The genius of the Wachowski’s masterpiece is that it managed to deliver all this and more in the authentic guise of a fully satisfying action blockbuster. The principal performers are superb in their respective roles, cast with uncannily mathematical precision, their dedication to the physical requirements of the role paying huge dividends in the action scenes on screen. It remains a highlight of its esteemed casts’ careers, particularly Laurence Fishburne, Hugo Weaving and Carrie Anne Moss and has almost become something of an underrated aspect of the so-hot-right-now Keanu Reeves’ oeuvre. The precision use of slow-mo and the innovation of bullet time may seem commonplace now but were genuinely groundbreaking at the time and the Wachowskis redefined the use and integration of CGI and special effects just in time to make “The Phantom Menace” look desperately old-fashioned in its more-is-better approach. The lobby assault scene remains a ballistic ballet of action cinema perfection and possibly also the last time Uzis, those eighties action-film weapons of choice, were actually cool in a movie. It’s also fascinating to watch a film that deals with themes of terrorism and a spectacular degree of urban destruction, including a terrific exploding helicopter scene, made before the events of 9/11 changed the visual language of cinematic destruction forever.
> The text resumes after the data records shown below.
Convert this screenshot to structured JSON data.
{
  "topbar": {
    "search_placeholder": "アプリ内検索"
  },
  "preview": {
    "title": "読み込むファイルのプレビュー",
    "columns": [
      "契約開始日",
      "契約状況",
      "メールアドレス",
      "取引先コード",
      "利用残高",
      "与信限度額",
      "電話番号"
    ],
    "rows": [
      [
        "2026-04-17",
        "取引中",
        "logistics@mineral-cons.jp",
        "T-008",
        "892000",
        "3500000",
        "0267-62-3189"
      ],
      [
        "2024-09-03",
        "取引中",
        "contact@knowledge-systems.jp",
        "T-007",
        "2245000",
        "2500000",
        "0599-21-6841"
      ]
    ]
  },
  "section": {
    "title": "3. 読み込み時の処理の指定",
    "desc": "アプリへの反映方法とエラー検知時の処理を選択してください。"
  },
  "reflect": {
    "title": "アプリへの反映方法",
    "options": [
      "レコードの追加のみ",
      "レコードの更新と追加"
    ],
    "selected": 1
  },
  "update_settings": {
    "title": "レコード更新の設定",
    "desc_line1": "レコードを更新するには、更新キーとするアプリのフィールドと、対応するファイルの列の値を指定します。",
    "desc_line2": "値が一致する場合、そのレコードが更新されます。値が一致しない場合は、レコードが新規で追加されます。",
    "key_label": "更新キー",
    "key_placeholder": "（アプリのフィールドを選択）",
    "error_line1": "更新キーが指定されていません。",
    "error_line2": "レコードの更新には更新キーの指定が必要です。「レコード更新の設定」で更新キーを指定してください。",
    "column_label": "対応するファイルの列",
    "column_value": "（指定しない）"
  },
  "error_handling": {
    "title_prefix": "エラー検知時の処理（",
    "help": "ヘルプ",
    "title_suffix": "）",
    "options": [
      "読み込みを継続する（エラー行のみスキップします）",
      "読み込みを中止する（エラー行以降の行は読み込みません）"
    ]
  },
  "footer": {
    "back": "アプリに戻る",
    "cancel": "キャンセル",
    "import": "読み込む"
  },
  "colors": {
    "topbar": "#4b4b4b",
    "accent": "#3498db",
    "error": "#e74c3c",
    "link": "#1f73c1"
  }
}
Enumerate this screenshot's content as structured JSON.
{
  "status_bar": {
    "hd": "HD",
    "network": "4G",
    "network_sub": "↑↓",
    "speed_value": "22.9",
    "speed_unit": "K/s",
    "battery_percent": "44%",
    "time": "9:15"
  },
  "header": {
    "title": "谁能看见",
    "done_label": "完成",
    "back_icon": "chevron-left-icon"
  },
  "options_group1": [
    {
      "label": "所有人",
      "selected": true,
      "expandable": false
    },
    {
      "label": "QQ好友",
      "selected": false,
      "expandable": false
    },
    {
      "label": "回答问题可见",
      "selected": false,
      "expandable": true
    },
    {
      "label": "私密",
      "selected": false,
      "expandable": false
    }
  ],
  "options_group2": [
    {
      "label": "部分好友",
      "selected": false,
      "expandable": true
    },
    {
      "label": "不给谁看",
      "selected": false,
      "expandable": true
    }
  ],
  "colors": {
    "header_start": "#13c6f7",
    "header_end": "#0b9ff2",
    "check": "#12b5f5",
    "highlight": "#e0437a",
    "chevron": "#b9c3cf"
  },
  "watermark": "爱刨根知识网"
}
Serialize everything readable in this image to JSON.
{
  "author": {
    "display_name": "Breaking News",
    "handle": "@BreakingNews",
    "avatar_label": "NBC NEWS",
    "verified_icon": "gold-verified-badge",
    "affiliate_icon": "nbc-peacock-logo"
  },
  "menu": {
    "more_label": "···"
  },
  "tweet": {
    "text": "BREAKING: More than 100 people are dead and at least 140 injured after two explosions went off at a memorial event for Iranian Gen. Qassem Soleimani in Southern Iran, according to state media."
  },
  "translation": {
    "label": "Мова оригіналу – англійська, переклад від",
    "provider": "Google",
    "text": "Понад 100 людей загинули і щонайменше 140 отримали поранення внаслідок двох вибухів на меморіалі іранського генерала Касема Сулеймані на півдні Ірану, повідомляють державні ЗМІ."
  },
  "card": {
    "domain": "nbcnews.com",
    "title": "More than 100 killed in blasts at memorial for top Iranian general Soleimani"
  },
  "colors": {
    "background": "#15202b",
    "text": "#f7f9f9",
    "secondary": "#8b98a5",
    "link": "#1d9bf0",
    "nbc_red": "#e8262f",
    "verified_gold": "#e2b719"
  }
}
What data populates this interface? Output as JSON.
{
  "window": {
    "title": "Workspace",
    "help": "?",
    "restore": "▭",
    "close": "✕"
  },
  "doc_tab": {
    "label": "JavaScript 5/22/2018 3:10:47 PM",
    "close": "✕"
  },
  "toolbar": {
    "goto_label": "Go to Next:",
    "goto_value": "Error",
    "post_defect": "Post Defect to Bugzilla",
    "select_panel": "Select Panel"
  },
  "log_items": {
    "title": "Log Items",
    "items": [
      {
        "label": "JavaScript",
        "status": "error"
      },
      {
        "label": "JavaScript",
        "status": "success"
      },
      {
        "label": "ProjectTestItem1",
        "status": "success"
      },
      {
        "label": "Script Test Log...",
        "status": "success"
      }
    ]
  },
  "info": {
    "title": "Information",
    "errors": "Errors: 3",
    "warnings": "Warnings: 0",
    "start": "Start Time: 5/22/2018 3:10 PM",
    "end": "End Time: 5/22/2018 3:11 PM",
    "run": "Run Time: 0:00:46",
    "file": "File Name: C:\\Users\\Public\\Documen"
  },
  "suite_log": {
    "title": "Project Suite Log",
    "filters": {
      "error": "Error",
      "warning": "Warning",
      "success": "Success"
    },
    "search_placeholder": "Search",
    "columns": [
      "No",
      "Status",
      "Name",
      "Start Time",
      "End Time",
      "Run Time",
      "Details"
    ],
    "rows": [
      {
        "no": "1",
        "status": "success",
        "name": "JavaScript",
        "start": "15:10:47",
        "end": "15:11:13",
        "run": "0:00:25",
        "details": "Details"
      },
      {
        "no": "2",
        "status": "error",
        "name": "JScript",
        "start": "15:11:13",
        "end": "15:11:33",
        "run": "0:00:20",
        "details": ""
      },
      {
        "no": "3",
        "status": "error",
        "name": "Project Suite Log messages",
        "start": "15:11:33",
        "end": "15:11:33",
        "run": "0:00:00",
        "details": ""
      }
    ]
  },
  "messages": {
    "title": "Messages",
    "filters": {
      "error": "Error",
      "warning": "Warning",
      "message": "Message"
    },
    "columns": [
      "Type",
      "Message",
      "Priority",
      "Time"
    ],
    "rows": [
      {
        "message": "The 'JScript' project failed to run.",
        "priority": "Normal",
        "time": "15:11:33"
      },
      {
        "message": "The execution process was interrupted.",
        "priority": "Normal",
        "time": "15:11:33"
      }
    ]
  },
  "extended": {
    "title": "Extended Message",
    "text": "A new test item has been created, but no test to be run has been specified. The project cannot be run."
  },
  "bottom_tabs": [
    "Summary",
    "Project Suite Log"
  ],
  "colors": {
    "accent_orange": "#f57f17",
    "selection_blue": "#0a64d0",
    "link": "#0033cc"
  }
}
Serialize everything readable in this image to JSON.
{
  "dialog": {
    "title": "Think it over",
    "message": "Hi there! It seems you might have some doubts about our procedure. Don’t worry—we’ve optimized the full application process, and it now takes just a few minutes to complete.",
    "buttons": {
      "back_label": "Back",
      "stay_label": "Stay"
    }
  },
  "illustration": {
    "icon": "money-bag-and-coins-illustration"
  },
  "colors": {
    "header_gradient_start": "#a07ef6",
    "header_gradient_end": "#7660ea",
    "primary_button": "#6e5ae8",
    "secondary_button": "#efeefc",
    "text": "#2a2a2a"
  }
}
Alongside the bravura action, prodigious innovation, great performances and instantly quotable dialogue, there’s a welcome, slyly humours streak to the film’s satirical edge from Morpheus’s Pac-Man evoking guiding of Neo out of his cubical farm office (oh how I wanted one of those Nokia 7110s) to the clever explanations for déjà vu and other foibles of everyday life, “The Matrix” feels at once utterly fanciful and yet darkly plausible – and its intoxicating. Of course, the enduring mystery of “The Matrix” is why on earth Cypher believes the machines will honour their end of his bargain, especially as he specifically asks to have his memory wiped? Then again, who among us, in his position, wouldn’t be sorely tempted by the very same deal?
It has been years since I’d watched the Matrix before putting it on for this review and not only does it stand the test of time with barely a scratch but, for those disappointed with the sequels (and I counted myself among that number), rewatching it afresh utterly refutes the oft-held theory that the sequels weren’t thought out ahead of time. Everything that “The Matrix Reloaded” and “The Matrix Revolutions” brings to the screen is foreshadowed in the first movie. From the brief Architect’s point of view shot which opens Neo’s interrogations scene to Agent Smith’s pathological fear of being infected by the filthy virus of humanity foreshadowing his own ‘death’ and resurrection as a destructive consuming virus, the path of ‘The One’ and the fate of humanity and the machines is all set in motion in that first film. Even the early club scene where Neo follows the White Rabbit acts as a warning to audiences of the overindulgent rave scene to come in “Reloaded”.
Stylish, stylised and undeniably seminal, “The Matrix” remains one of the greatest movies of all time, securing The Wachovskis a place in the sci-fi hall of fame. Rewatching the whole trilogy, it hangs together much better than I recall thinking at the time and if you haven’t watched them in a while, I highly recommend plugging into the Matrix once again.